We walked down Bourbon for a few blocks, then across Jackson Square to Tujague’s and the standup bar for an old-fashioned and a Grasshopper for Victoria at the ancestral source of all grasshoppers. We took a detour to Buffa’s to hear Tom McDermott and Aurora Nealand in the back room. I was happy to find a seat for that show, and to have Victoria see and hear Aurora, who reminds me of Stephanie M. in her vocal range. A successful bar crawl with good food and music.

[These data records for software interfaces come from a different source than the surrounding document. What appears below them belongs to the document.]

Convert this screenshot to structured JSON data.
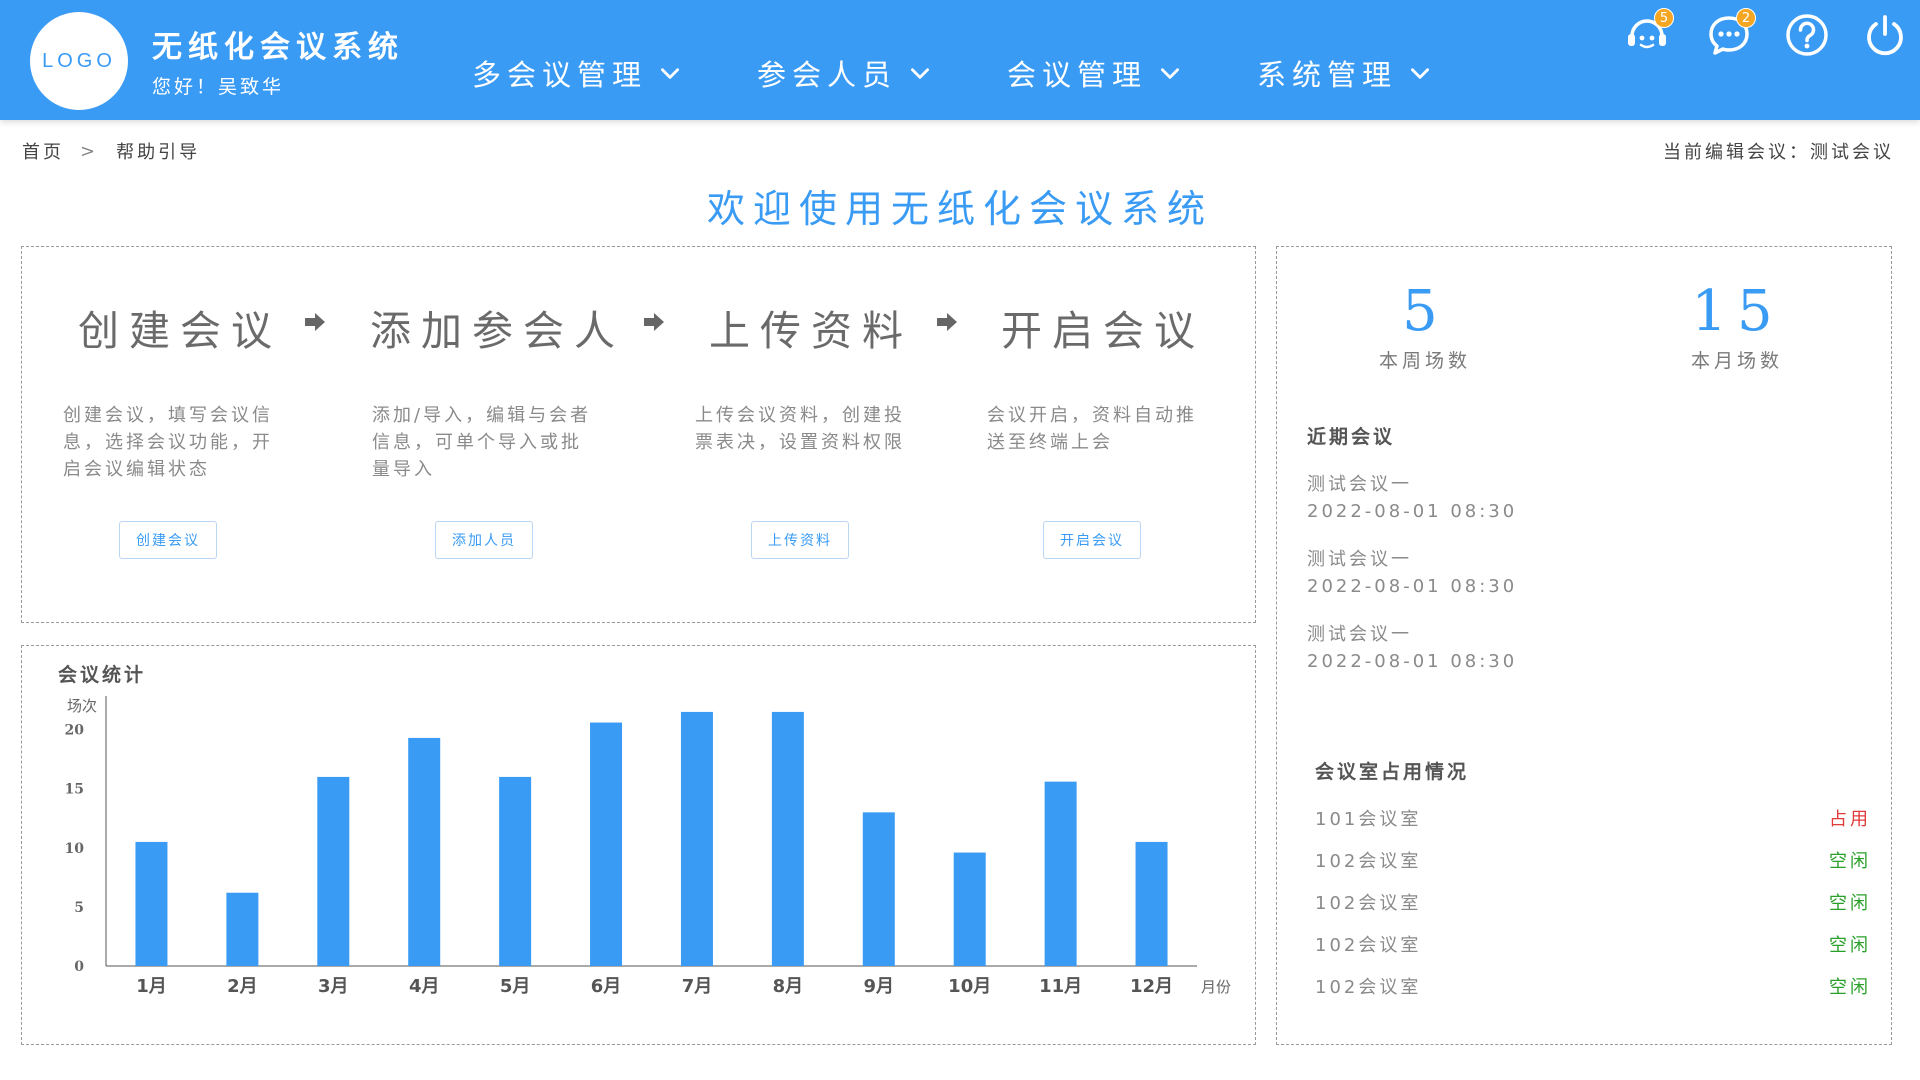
{
  "header": {
    "logo": "LOGO",
    "title": "无纸化会议系统",
    "greeting": "您好！吴致华",
    "nav": [
      "多会议管理",
      "参会人员",
      "会议管理",
      "系统管理"
    ],
    "badges": {
      "service": "5",
      "messages": "2"
    }
  },
  "breadcrumb": {
    "home": "首页",
    "current": "帮助引导"
  },
  "current_meeting": "当前编辑会议：测试会议",
  "page_title": "欢迎使用无纸化会议系统",
  "steps": [
    {
      "title": "创建会议",
      "desc": "创建会议，填写会议信息，选择会议功能，开启会议编辑状态",
      "button": "创建会议"
    },
    {
      "title": "添加参会人",
      "desc": "添加/导入，编辑与会者信息，可单个导入或批量导入",
      "button": "添加人员"
    },
    {
      "title": "上传资料",
      "desc": "上传会议资料，创建投票表决，设置资料权限",
      "button": "上传资料"
    },
    {
      "title": "开启会议",
      "desc": "会议开启，资料自动推送至终端上会",
      "button": "开启会议"
    }
  ],
  "stats": {
    "week_count": "5",
    "week_label": "本周场数",
    "month_count": "15",
    "month_label": "本月场数"
  },
  "recent": {
    "heading": "近期会议",
    "items": [
      {
        "name": "测试会议一",
        "time": "2022-08-01 08:30"
      },
      {
        "name": "测试会议一",
        "time": "2022-08-01 08:30"
      },
      {
        "name": "测试会议一",
        "time": "2022-08-01 08:30"
      }
    ]
  },
  "rooms": {
    "heading": "会议室占用情况",
    "items": [
      {
        "name": "101会议室",
        "status": "占用",
        "state": "busy"
      },
      {
        "name": "102会议室",
        "status": "空闲",
        "state": "free"
      },
      {
        "name": "102会议室",
        "status": "空闲",
        "state": "free"
      },
      {
        "name": "102会议室",
        "status": "空闲",
        "state": "free"
      },
      {
        "name": "102会议室",
        "status": "空闲",
        "state": "free"
      }
    ]
  },
  "colors": {
    "brand": "#3a9bf5",
    "bar": "#3a9bf5",
    "busy": "#e03a3a",
    "free": "#2aa02a"
  },
  "chart_data": {
    "type": "bar",
    "title": "会议统计",
    "ylabel": "场次",
    "xlabel": "月份",
    "categories": [
      "1月",
      "2月",
      "3月",
      "4月",
      "5月",
      "6月",
      "7月",
      "8月",
      "9月",
      "10月",
      "11月",
      "12月"
    ],
    "values": [
      10.5,
      6.2,
      16,
      19.3,
      16,
      20.6,
      21.5,
      21.5,
      13,
      9.6,
      15.6,
      10.5
    ],
    "yticks": [
      0,
      5,
      10,
      15,
      20
    ],
    "ylim": [
      0,
      22
    ],
    "grid": false,
    "legend": "none"
  }
}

The next morning we got up and did it again. Victoria’s posse did not arrive until late afternoon, so we did a walking tour of the Quarter, starting with an excellent breakfast at Horn’s and a brief tour of the Chez Marigny. We walked to Royal Street with some architectural discussion, and toured a few of the galleries, successfully staying within the art budget, which for me is zero, but I enjoy looking. We took a break at Finnegan’s to look at the preserved but not restored courtyard, and then, after a tour of Rouse’s, on to the HNOC museum to look at the old well in the courtyard and the beautiful museum shop. They were filming some Mardi Gras themed thing, with three floats on St. Peter and a crew of dozens milling about. We didn’t see a hint of what they were shooting, but interesting and entertaining nonetheless.

We walked along the river for a bit, ending back at Jackson Square so Victoria could negotiate with the carriage tour people, and went across to Cafe du Monde for beignets and coffee. It was stranger being there in the afternoon, but the beignets were perfect as always. If you are going to eat one donut a year, this ought to be the one. We wandered from there to Manolito, my first visit of the season, and had excellent cocktails, a Floridita for Vic and a lime leaf daiquiri for me. The lime leaf was a thrown drink, and it was a blast watching the tall bartender in the low ceiling bar getting a couple of feet of throw as she iced the drink. I had to have two to go with my cheesy arepa. We found the Vampyre Boutique for a final stop on the tour for the day as Vic collected her luggage and headed out towards the lake.

There is a cheese festival at the US Mint, and the Treme/Gumbo festival at Armstrong Park. I think I can skip the cheese in favor of two stages of music and arts displays at the Park. Ill have to fit in a football game for a few hours…